• Work item: A single number is required: how many lines below include the string "value".

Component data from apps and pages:
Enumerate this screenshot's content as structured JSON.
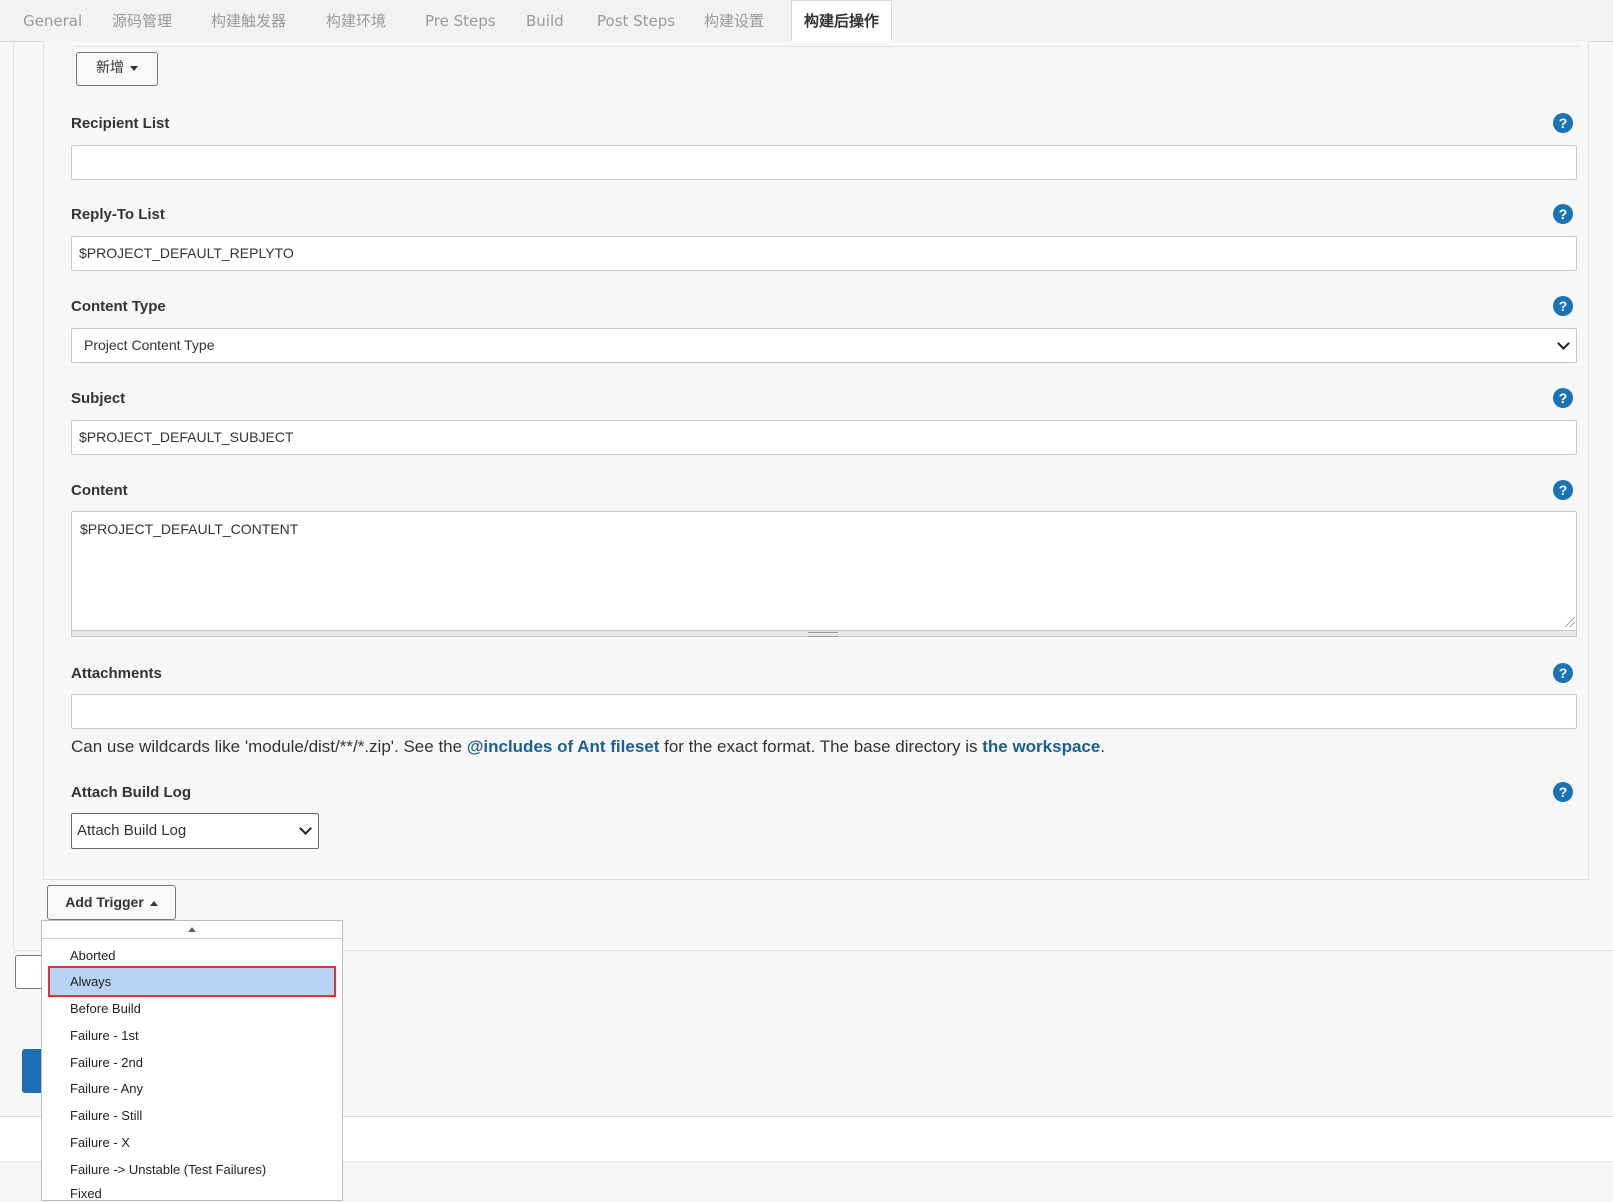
{
  "tabs": [
    {
      "label": "General"
    },
    {
      "label": "源码管理"
    },
    {
      "label": "构建触发器"
    },
    {
      "label": "构建环境"
    },
    {
      "label": "Pre Steps"
    },
    {
      "label": "Build"
    },
    {
      "label": "Post Steps"
    },
    {
      "label": "构建设置"
    },
    {
      "label": "构建后操作",
      "active": true
    }
  ],
  "add_button": {
    "label": "新增"
  },
  "fields": {
    "recipient_list": {
      "label": "Recipient List",
      "value": ""
    },
    "reply_to_list": {
      "label": "Reply-To List",
      "value": "$PROJECT_DEFAULT_REPLYTO"
    },
    "content_type": {
      "label": "Content Type",
      "value": "Project Content Type"
    },
    "subject": {
      "label": "Subject",
      "value": "$PROJECT_DEFAULT_SUBJECT"
    },
    "content": {
      "label": "Content",
      "value": "$PROJECT_DEFAULT_CONTENT"
    },
    "attachments": {
      "label": "Attachments",
      "value": ""
    },
    "attach_build_log": {
      "label": "Attach Build Log",
      "value": "Attach Build Log"
    }
  },
  "attachments_hint": {
    "prefix": "Can use wildcards like 'module/dist/**/*.zip'. See the ",
    "link1": "@includes of Ant fileset",
    "middle": " for the exact format. The base directory is ",
    "link2": "the workspace",
    "suffix": "."
  },
  "help_glyph": "?",
  "add_trigger": {
    "label": "Add Trigger"
  },
  "trigger_menu": {
    "items": [
      {
        "label": "Aborted"
      },
      {
        "label": "Always",
        "selected": true
      },
      {
        "label": "Before Build"
      },
      {
        "label": "Failure - 1st"
      },
      {
        "label": "Failure - 2nd"
      },
      {
        "label": "Failure - Any"
      },
      {
        "label": "Failure - Still"
      },
      {
        "label": "Failure - X"
      },
      {
        "label": "Failure -> Unstable (Test Failures)"
      },
      {
        "label": "Fixed"
      }
    ]
  },
  "colors": {
    "accent": "#1a73b6",
    "link": "#1a5f96",
    "selected_bg": "#b7d4f7",
    "highlight_border": "#e0313b",
    "save_button": "#1c6fb5"
  }
}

• Exercise response: 7